DATA FOR PROCESSING:
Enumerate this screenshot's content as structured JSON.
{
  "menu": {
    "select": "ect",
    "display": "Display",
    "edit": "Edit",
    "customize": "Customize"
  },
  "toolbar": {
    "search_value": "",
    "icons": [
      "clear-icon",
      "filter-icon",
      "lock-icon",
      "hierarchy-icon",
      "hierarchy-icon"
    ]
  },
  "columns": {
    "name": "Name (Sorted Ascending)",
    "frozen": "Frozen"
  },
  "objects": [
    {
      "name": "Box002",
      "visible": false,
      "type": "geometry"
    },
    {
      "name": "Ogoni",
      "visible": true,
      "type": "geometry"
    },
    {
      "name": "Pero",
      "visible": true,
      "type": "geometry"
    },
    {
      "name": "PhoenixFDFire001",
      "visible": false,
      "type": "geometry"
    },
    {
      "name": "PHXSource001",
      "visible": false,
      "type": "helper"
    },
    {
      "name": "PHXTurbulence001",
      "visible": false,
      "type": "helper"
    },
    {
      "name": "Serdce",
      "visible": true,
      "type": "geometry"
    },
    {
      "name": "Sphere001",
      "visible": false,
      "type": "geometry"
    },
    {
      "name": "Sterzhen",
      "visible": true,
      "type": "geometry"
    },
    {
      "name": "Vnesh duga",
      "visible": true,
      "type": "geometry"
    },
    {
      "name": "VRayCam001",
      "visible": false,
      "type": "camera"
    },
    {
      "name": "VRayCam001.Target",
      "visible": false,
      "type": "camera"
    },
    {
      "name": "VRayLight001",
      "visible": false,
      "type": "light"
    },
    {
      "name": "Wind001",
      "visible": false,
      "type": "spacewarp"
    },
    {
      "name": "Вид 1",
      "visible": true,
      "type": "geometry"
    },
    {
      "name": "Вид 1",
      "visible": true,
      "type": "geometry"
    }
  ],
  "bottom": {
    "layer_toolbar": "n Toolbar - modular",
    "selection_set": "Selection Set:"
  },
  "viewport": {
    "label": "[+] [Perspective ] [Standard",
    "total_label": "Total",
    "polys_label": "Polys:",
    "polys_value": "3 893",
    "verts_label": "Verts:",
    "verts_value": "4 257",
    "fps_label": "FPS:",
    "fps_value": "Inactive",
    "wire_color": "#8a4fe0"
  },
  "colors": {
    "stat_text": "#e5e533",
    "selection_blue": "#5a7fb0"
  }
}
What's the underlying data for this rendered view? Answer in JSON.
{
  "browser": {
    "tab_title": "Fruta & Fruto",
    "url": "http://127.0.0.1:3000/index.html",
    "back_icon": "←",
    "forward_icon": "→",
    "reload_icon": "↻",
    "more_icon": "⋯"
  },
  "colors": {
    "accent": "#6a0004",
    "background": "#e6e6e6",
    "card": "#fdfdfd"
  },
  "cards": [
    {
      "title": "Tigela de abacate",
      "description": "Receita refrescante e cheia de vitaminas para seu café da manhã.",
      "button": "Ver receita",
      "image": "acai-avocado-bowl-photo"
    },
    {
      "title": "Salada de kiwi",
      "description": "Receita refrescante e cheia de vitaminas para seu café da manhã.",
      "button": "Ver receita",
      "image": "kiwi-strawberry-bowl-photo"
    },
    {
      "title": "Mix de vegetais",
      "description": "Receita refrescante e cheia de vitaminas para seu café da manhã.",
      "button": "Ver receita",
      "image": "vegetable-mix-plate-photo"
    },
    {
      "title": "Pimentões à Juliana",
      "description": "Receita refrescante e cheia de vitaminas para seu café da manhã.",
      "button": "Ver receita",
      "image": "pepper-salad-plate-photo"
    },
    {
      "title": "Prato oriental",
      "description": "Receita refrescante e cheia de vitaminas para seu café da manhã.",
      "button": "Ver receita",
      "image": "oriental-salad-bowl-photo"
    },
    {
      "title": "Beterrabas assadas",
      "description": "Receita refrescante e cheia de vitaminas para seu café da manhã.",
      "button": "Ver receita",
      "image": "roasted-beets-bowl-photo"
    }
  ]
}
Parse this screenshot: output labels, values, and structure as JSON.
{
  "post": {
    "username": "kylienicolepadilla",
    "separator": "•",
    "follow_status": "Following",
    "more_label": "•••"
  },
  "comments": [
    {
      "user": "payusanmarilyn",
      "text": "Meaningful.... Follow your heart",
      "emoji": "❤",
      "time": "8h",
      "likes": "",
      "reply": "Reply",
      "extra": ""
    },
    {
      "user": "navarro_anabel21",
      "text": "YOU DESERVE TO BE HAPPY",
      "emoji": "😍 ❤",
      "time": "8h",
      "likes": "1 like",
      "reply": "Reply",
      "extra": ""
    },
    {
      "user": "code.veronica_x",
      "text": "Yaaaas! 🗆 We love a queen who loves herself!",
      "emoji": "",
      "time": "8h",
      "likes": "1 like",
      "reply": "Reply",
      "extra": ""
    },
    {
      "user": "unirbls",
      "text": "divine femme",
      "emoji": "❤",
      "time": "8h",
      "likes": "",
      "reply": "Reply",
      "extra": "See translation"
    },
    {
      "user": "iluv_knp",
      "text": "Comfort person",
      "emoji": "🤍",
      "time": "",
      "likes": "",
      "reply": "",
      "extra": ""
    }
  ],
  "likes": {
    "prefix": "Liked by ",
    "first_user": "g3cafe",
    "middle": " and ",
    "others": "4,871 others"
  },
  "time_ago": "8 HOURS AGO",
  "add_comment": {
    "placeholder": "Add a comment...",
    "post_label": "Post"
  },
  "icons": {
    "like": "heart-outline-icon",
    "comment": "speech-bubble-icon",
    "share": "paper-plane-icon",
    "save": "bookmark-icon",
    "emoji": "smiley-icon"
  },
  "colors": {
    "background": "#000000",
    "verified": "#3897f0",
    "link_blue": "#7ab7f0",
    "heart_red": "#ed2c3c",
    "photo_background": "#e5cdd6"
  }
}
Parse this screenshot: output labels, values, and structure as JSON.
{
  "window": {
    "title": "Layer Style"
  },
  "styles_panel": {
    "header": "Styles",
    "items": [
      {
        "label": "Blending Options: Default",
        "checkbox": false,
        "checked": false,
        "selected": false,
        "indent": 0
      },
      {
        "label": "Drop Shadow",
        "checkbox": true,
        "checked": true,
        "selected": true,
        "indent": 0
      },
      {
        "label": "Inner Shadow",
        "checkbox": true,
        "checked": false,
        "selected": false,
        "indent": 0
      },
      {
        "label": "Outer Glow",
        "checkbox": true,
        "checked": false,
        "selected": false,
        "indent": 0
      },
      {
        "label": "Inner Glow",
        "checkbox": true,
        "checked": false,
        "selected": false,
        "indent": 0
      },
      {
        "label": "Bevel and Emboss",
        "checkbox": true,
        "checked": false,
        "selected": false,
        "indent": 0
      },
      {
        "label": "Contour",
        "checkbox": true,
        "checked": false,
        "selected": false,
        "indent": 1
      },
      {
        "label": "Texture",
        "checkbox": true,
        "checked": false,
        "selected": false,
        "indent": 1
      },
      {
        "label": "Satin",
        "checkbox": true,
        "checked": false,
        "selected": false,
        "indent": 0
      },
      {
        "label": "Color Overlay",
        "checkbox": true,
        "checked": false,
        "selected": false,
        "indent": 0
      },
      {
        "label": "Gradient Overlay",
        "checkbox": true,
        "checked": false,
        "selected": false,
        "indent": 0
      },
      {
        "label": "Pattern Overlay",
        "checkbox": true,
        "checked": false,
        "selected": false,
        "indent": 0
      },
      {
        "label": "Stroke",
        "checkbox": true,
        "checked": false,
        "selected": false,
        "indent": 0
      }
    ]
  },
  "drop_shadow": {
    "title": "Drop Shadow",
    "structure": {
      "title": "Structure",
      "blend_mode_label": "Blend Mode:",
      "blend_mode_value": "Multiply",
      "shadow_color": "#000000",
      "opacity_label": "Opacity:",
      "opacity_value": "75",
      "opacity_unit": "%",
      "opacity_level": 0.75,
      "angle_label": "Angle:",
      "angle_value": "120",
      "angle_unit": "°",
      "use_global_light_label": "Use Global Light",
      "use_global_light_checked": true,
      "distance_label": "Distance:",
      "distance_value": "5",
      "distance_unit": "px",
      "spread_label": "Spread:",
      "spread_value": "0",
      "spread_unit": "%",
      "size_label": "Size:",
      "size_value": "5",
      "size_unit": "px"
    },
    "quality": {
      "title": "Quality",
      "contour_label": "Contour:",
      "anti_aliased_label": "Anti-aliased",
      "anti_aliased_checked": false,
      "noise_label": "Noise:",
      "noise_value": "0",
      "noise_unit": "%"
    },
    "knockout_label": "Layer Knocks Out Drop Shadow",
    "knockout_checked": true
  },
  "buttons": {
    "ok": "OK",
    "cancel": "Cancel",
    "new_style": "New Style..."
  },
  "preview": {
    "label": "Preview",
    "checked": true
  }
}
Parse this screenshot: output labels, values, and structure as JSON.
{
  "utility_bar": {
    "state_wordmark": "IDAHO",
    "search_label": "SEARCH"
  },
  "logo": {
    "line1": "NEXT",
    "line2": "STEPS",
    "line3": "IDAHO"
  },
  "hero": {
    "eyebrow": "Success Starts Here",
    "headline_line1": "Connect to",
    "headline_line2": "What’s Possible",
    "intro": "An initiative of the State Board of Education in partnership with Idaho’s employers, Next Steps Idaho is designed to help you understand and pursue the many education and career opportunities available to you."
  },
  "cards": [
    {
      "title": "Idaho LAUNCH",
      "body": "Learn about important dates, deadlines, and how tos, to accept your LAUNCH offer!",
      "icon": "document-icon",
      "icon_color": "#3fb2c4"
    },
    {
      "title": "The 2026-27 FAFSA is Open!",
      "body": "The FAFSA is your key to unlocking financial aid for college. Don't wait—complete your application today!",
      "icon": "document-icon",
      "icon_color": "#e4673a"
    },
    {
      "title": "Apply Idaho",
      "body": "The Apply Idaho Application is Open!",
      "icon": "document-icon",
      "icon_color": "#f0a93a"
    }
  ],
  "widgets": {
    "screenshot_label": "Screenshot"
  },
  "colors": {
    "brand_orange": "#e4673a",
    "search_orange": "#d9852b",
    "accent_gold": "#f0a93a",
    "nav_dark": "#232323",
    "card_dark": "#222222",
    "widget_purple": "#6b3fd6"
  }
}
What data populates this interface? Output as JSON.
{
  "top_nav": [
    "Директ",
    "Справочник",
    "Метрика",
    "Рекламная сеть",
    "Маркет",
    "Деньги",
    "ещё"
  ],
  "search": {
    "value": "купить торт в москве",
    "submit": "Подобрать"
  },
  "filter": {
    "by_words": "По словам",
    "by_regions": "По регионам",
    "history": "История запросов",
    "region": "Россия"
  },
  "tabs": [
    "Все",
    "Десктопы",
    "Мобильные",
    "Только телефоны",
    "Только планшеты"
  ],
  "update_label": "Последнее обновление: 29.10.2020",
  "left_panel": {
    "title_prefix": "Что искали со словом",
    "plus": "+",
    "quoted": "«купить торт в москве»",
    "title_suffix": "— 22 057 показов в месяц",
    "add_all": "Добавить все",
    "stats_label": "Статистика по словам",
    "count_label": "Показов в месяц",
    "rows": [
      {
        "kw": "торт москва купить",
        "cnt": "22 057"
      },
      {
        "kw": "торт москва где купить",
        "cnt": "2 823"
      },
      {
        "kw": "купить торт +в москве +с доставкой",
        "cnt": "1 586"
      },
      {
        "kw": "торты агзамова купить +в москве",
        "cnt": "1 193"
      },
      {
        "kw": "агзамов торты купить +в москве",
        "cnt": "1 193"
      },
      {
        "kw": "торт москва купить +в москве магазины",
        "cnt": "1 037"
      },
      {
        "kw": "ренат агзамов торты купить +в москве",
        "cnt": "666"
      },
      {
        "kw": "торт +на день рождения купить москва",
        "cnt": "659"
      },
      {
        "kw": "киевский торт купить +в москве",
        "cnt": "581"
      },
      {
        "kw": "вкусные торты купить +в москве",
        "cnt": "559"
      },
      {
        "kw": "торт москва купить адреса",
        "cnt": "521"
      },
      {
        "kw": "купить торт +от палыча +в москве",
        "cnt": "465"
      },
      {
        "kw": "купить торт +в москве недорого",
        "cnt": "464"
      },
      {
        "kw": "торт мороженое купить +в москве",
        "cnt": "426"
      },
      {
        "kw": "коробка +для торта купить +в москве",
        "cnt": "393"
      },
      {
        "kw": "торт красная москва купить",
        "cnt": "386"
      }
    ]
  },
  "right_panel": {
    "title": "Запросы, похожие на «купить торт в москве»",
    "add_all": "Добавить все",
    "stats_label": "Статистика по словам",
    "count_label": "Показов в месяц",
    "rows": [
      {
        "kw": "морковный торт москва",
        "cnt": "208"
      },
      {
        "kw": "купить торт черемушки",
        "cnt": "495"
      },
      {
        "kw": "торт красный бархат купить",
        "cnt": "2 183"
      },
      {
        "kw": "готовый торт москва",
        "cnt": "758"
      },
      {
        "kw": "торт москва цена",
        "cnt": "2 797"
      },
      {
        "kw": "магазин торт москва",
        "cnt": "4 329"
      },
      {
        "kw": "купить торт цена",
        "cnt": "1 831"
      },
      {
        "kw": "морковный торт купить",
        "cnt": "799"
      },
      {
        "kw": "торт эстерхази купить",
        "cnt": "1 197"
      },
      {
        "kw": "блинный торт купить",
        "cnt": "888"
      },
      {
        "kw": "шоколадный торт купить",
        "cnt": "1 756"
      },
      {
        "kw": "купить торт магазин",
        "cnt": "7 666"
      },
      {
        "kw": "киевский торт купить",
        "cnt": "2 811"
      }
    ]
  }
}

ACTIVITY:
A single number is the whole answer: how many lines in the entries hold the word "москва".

YOUR SOLUTION:
10